((

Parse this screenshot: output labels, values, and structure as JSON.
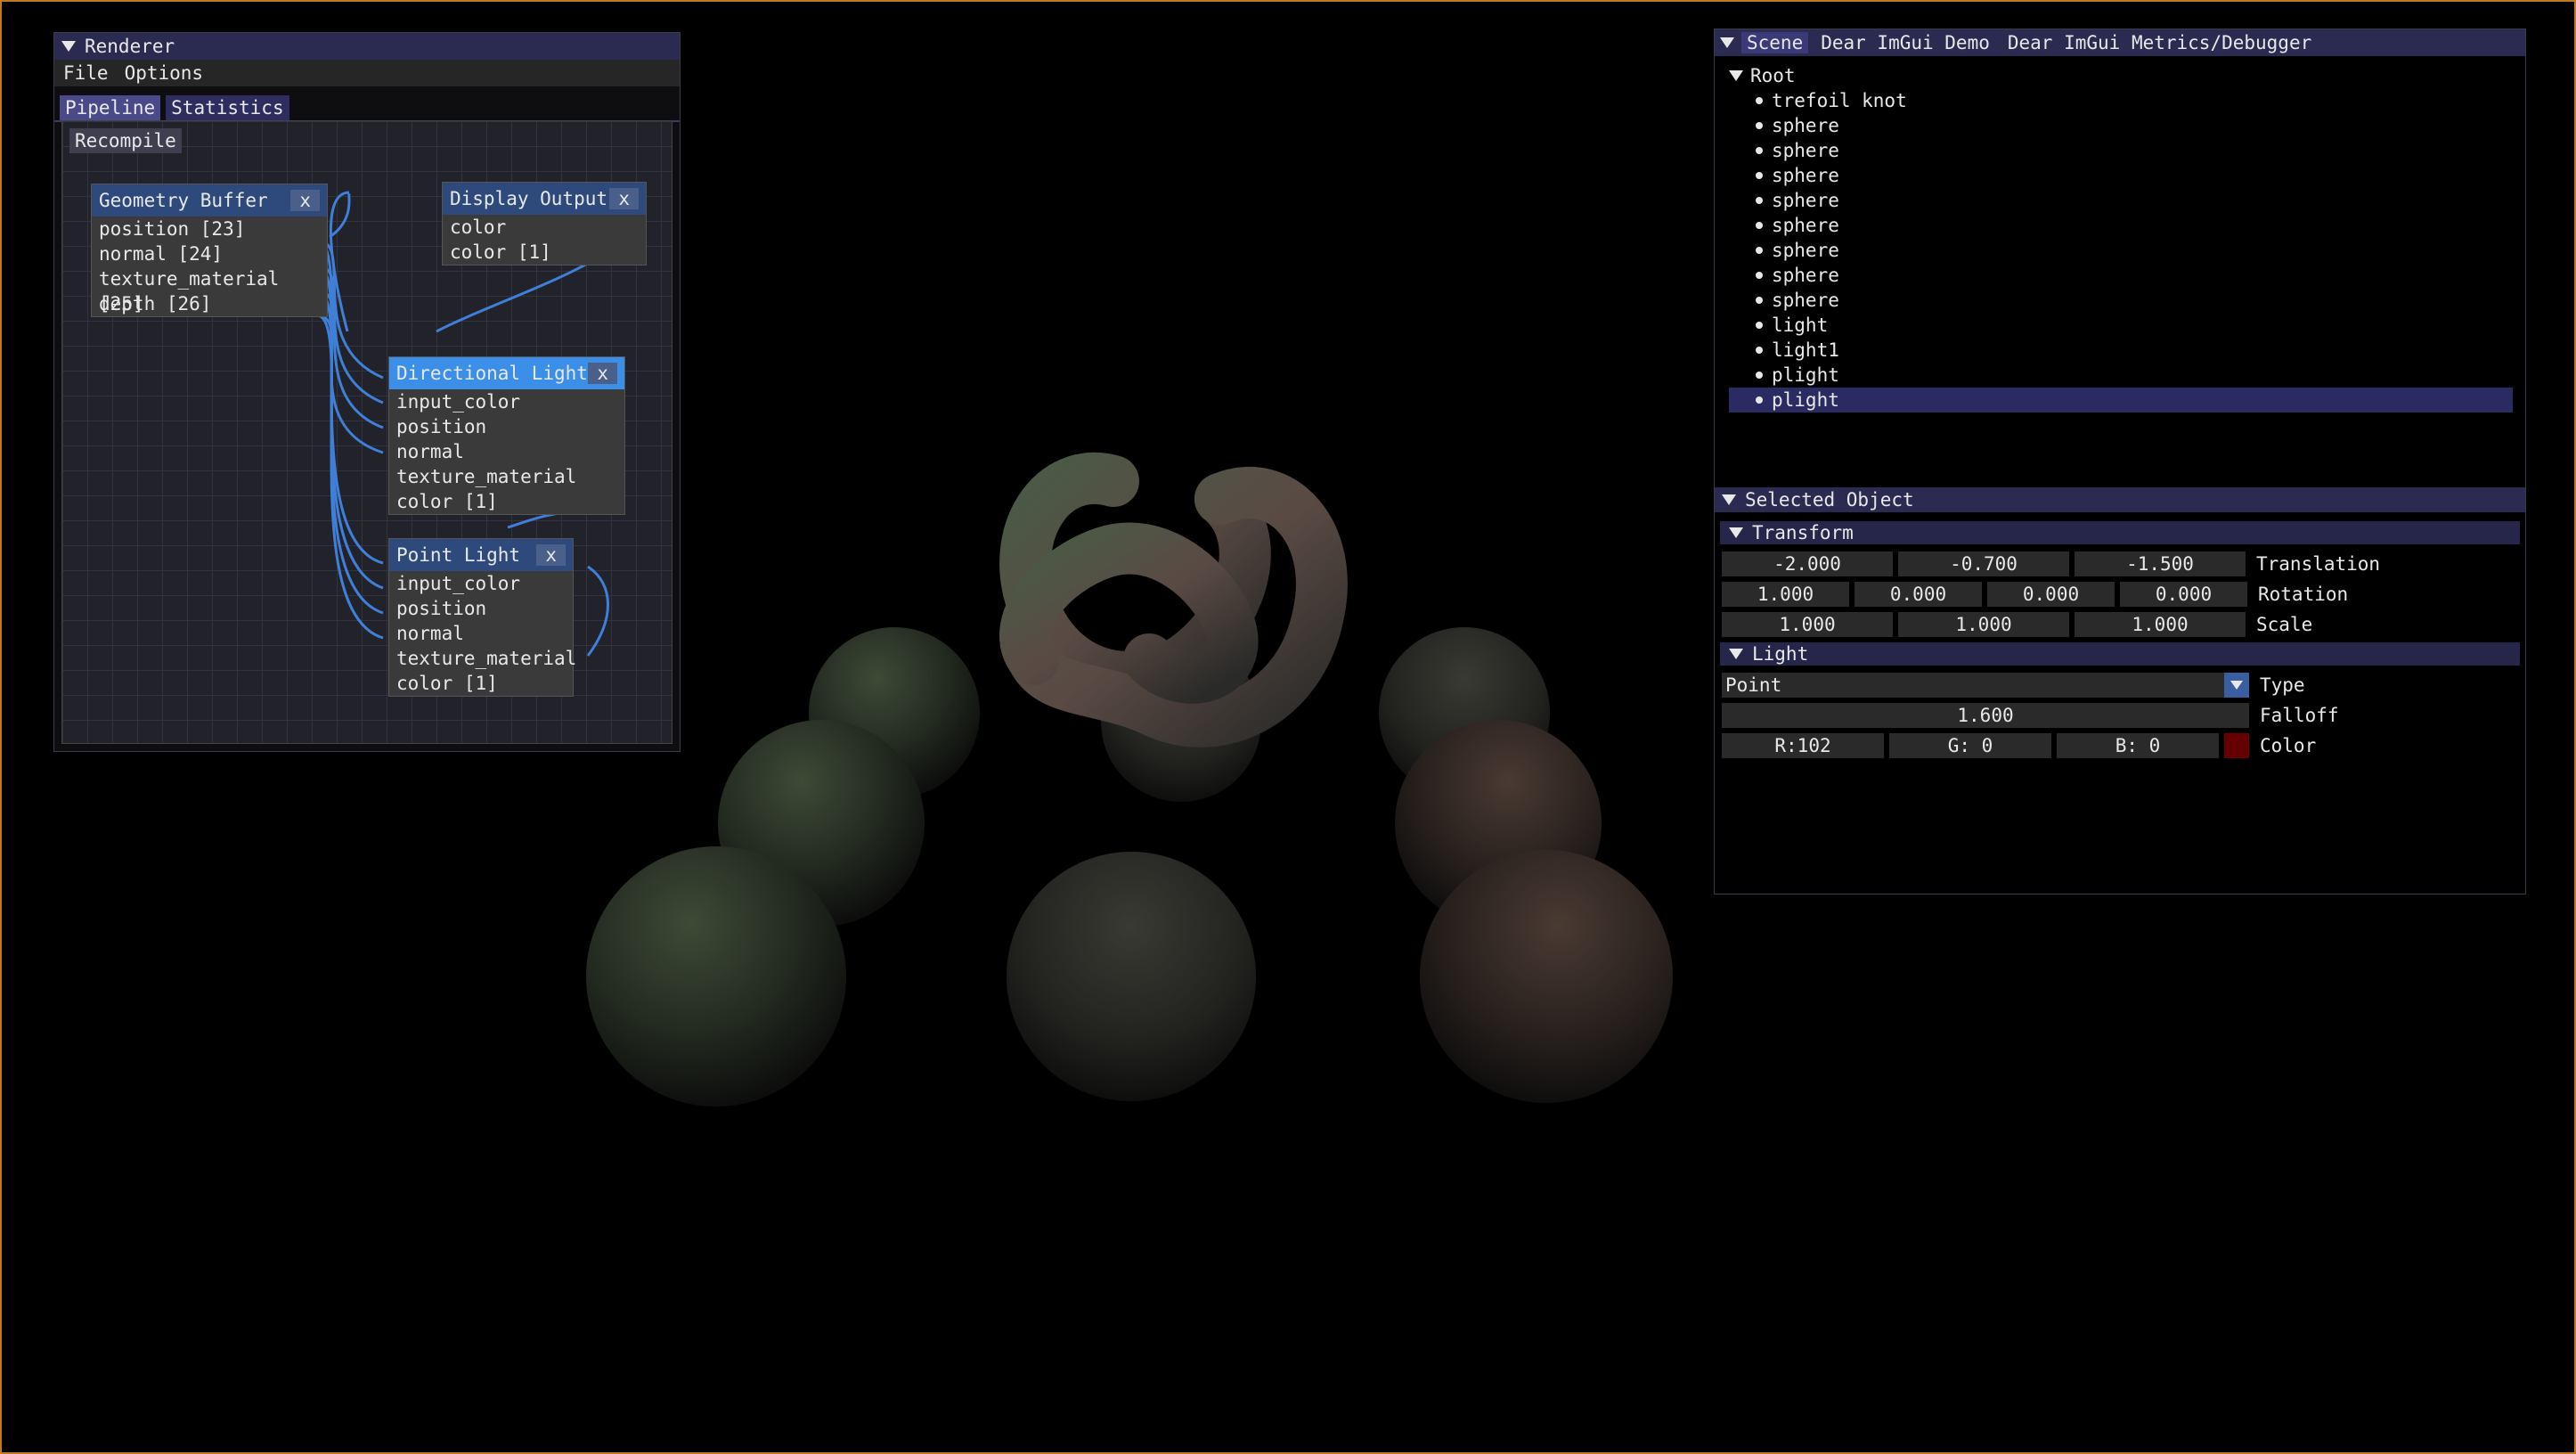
{
  "colors": {
    "frame": "#c07a1c",
    "titlebar": "#2b2b52",
    "node_header": "#2e4a7c",
    "node_header_selected": "#3b8fe8",
    "wire": "#3f7fd8",
    "light_color": "#660000"
  },
  "renderer": {
    "title": "Renderer",
    "menu": [
      "File",
      "Options"
    ],
    "tabs": [
      "Pipeline",
      "Statistics"
    ],
    "recompile_label": "Recompile",
    "nodes": {
      "geometry_buffer": {
        "title": "Geometry Buffer",
        "close": "x",
        "pins": [
          "position [23]",
          "normal [24]",
          "texture_material [25]",
          "depth [26]"
        ]
      },
      "display_output": {
        "title": "Display Output",
        "close": "x",
        "pins": [
          "color",
          "color [1]"
        ]
      },
      "directional_light": {
        "title": "Directional Light",
        "close": "x",
        "pins": [
          "input_color",
          "position",
          "normal",
          "texture_material",
          "color [1]"
        ]
      },
      "point_light": {
        "title": "Point Light",
        "close": "x",
        "pins": [
          "input_color",
          "position",
          "normal",
          "texture_material",
          "color [1]"
        ]
      }
    }
  },
  "scene": {
    "tabs": [
      "Scene",
      "Dear ImGui Demo",
      "Dear ImGui Metrics/Debugger"
    ],
    "root_label": "Root",
    "items": [
      "trefoil knot",
      "sphere",
      "sphere",
      "sphere",
      "sphere",
      "sphere",
      "sphere",
      "sphere",
      "sphere",
      "light",
      "light1",
      "plight",
      "plight"
    ],
    "selected_index": 12
  },
  "selected_object": {
    "title": "Selected Object",
    "transform": {
      "title": "Transform",
      "translation": [
        "-2.000",
        "-0.700",
        "-1.500"
      ],
      "translation_label": "Translation",
      "rotation": [
        "1.000",
        "0.000",
        "0.000",
        "0.000"
      ],
      "rotation_label": "Rotation",
      "scale": [
        "1.000",
        "1.000",
        "1.000"
      ],
      "scale_label": "Scale"
    },
    "light": {
      "title": "Light",
      "type_value": "Point",
      "type_label": "Type",
      "falloff_value": "1.600",
      "falloff_label": "Falloff",
      "color_r": "R:102",
      "color_g": "G:  0",
      "color_b": "B:  0",
      "color_label": "Color"
    }
  }
}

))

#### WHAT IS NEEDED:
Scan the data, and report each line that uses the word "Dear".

#### YOUR RESPONSE:
      "Dear ImGui Demo",
      "Dear ImGui Metrics/Debugger"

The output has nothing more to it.